For example, Full Potential Group profiles its staff to uncover their main motivators, and then monitors them every six months to see if these have changed. “A number of people in our business have a high ‘spirit’ motivator, which means they want more freedom,” says Gaskell. “So we give them flexibility with their hours and opportunities to work from home. As a result, their motivation has increased because they have a greater sense of ownership over what they do.”
Similarly, a number of Gaskell’s staff cite ‘belonging’ as a big motivator. “These are sociable people,” says Gaskell. “So we’ve increased the sociable things we do as a group outside of work on a regular basis.” Importantly, people who aren’t driven by social connection are not forced to join in with the activities.
Motivation costs nothing
Barbara Glanz works with organisations that want to improve morale, retention and service; she’s also a bestselling author, whose books include 180 Ways to Spread Contagious Enthusiasm. She says that motivating people doesn’t have to be expensive or time-consuming. “You could have a golf-putting competition in the hallway, or get everyone to bring in a baby picture with no name on it, and have people guess which staff member it is,” she says. “Little, fun things that get people talking and laughing cost nothing.”
Michael Caulfield, director and performance psychologist at Sporting Edge, a company that works with elite sportspeople and businesses to tackle their performance challenges, says his top tip to motivate staff is to ask them these three questions: “What do you do?”, “What could you do?” and “What stops you from doing it?”. “The answers you’ll get back are fascinating,” he says. “Usually, management stops them from doing what they could do – or the individual has a fear of getting it wrong or being laughed at. So they stop being creative and only do what they’re meant to do.”
When staff tell you what they could do, they have to be motivated to put their ideas into action.
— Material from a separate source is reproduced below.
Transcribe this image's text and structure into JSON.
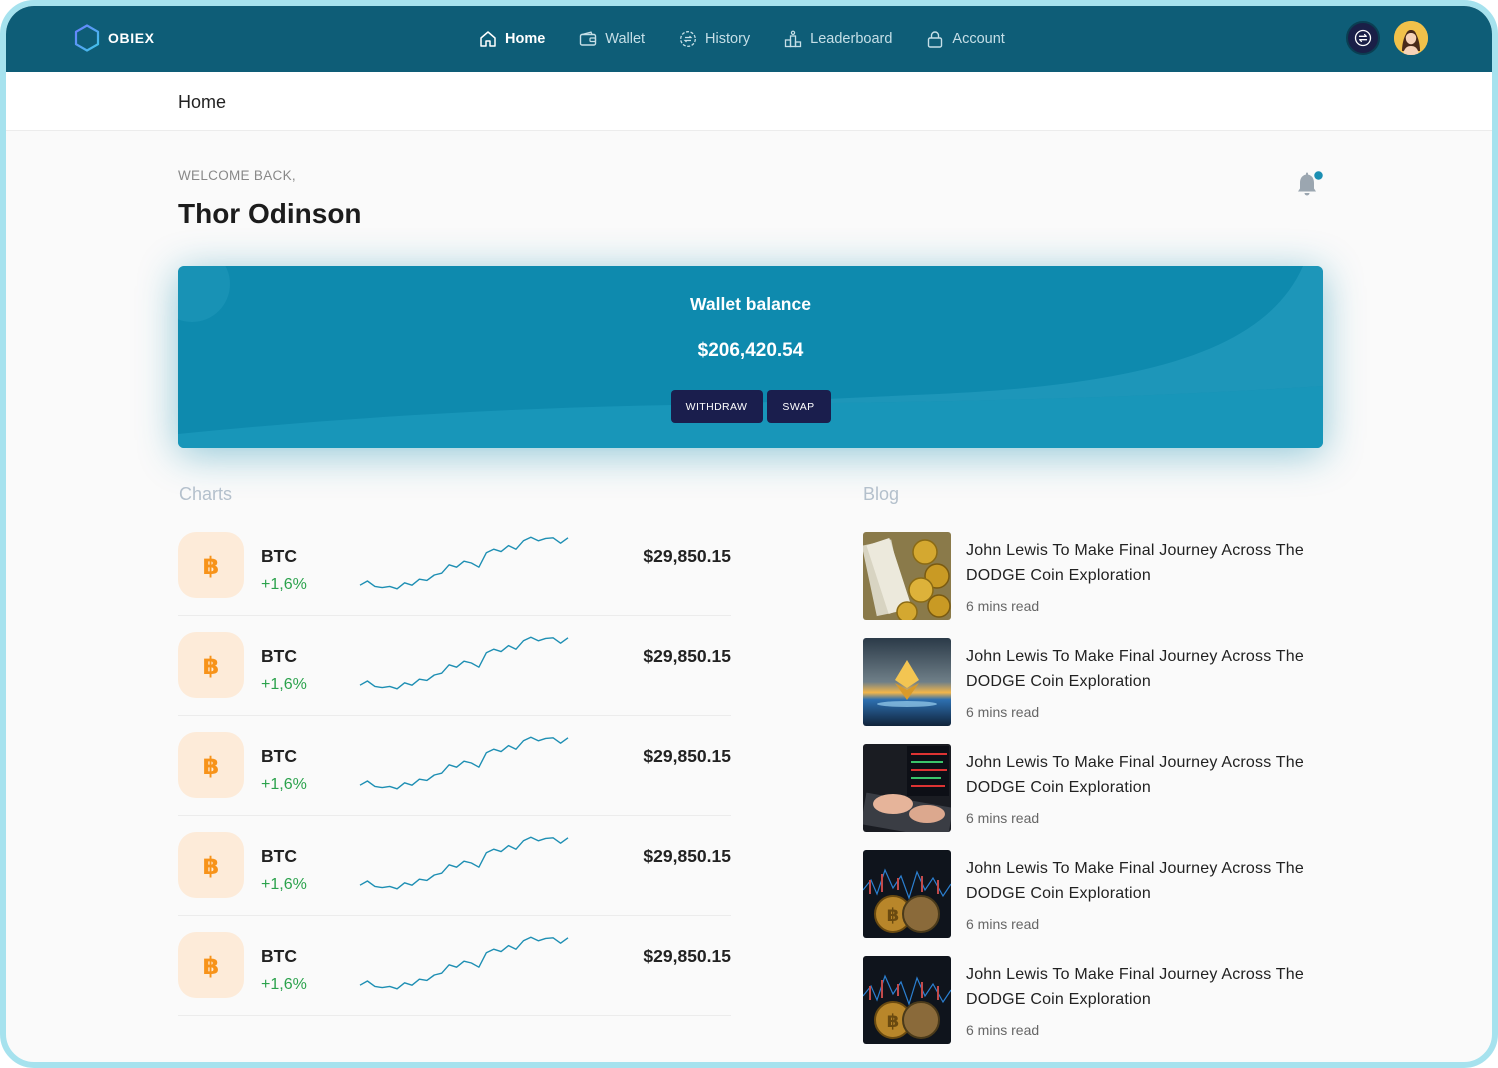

For example, Caulfield mentions a company that, on the last Friday of every month, gives its staff just one instruction, “Do what you like”. “That means teams can have formal meetings or informal ones,” he says. “They could go off for a walk, hire a bike or go to the pub. But when they come in on Monday, they have to reveal what they’ve come up with. And, because of that Friday, the company experiences growth.”
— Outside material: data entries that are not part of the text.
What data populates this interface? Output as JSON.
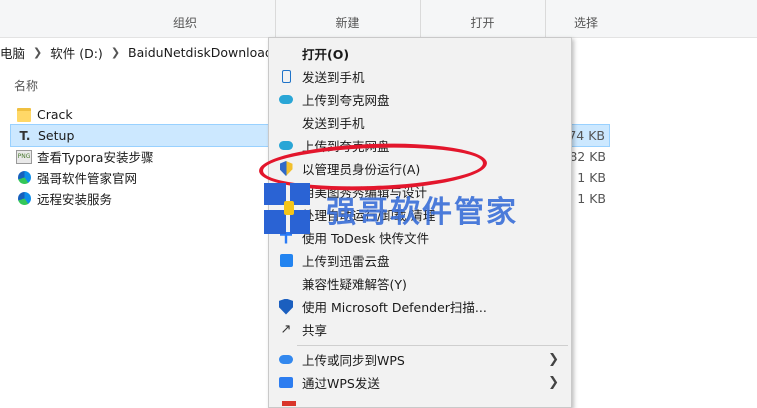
{
  "ribbon": {
    "groups": [
      "组织",
      "新建",
      "打开",
      "选择"
    ]
  },
  "address": {
    "crumbs": [
      "电脑",
      "软件 (D:)",
      "BaiduNetdiskDownload"
    ]
  },
  "filelist": {
    "column_name": "名称",
    "rows": [
      {
        "name": "Crack",
        "size": "",
        "icon": "folder-icon"
      },
      {
        "name": "Setup",
        "size": "74 KB",
        "icon": "typora-icon",
        "selected": true
      },
      {
        "name": "查看Typora安装步骤",
        "size": "82 KB",
        "icon": "png-icon"
      },
      {
        "name": "强哥软件管家官网",
        "size": "1 KB",
        "icon": "edge-icon"
      },
      {
        "name": "远程安装服务",
        "size": "1 KB",
        "icon": "edge-icon"
      }
    ]
  },
  "menu": {
    "items": [
      {
        "label": "打开(O)",
        "icon": ""
      },
      {
        "label": "发送到手机",
        "icon": "phone-icon"
      },
      {
        "label": "上传到夸克网盘",
        "icon": "cloud-icon"
      },
      {
        "label": "发送到手机",
        "icon": ""
      },
      {
        "label": "上传到夸克网盘",
        "icon": "cloud-icon"
      },
      {
        "label": "以管理员身份运行(A)",
        "icon": "uac-shield-icon"
      },
      {
        "label": "用美图秀秀编辑与设计",
        "icon": ""
      },
      {
        "label": "处理自动运行/卸载/清理",
        "icon": ""
      },
      {
        "label": "使用 ToDesk 快传文件",
        "icon": "todesk-icon"
      },
      {
        "label": "上传到迅雷云盘",
        "icon": "xunlei-icon"
      },
      {
        "label": "兼容性疑难解答(Y)",
        "icon": ""
      },
      {
        "label": "使用 Microsoft Defender扫描...",
        "icon": "defender-icon"
      },
      {
        "label": "共享",
        "icon": "share-icon"
      },
      {
        "label": "上传或同步到WPS",
        "icon": "wps-cloud-icon"
      },
      {
        "label": "通过WPS发送",
        "icon": "wps-send-icon"
      }
    ]
  },
  "watermark": {
    "text": "强哥软件管家"
  },
  "colors": {
    "selection": "#cce8ff",
    "annotation": "#e3162c",
    "watermark": "#3a6fd8"
  }
}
Five steps to motivating your teams
- Keep it simple
“Motivating people should be simple but humans like to overcomplicate things,” says Gaskell. “But if we ask our staff the right questions and keep things straightforward, the energy will flow a lot more easily.” That’s what motivation is, she points out: energy.
- Be prepared to listen
“You know what it’s like with kids,” says Sale. “If you keep telling them what to do, they don’t like it very much and will try to find ways around it. But if you listen and try to understand what they really want, they start giving you a lot back in terms of energy, excitement and love.” It’s the same with grown-ups, he says.
- Relinquish control
This may be hard for many in management roles, but motivation is a ‘bottom up’, rather than ‘top down’ process. That means bosses have to be prepared to hand control to their staff. Gaskell says: “What you can’t tell them is: ‘We’re going to motivate you — and here’s how we’re going to do it.’” “Get employees involved,” says Glanz. “Their task could be to come up with ideas that are team-building or fun, at least every couple of weeks, to create an atmosphere that helps people say ‘I want to come to work today’.”
- Stay human
“We live in such a mechanical, fast-moving world that we have lost the human touch,” says Caulfield. “Yet at management level especially, people are craving recognition and appreciation more than ever.” All it takes is a small gesture to show you respect them for the job they do. A simple thank you works wonders.
- Spread some joy
Most workplace meetings focus on what’s going wrong in a company. So a simple idea, says Glanz, is to start each meeting with three minutes of good news, which makes staff more positive and productive. “We need more joy in our workplaces,” she says.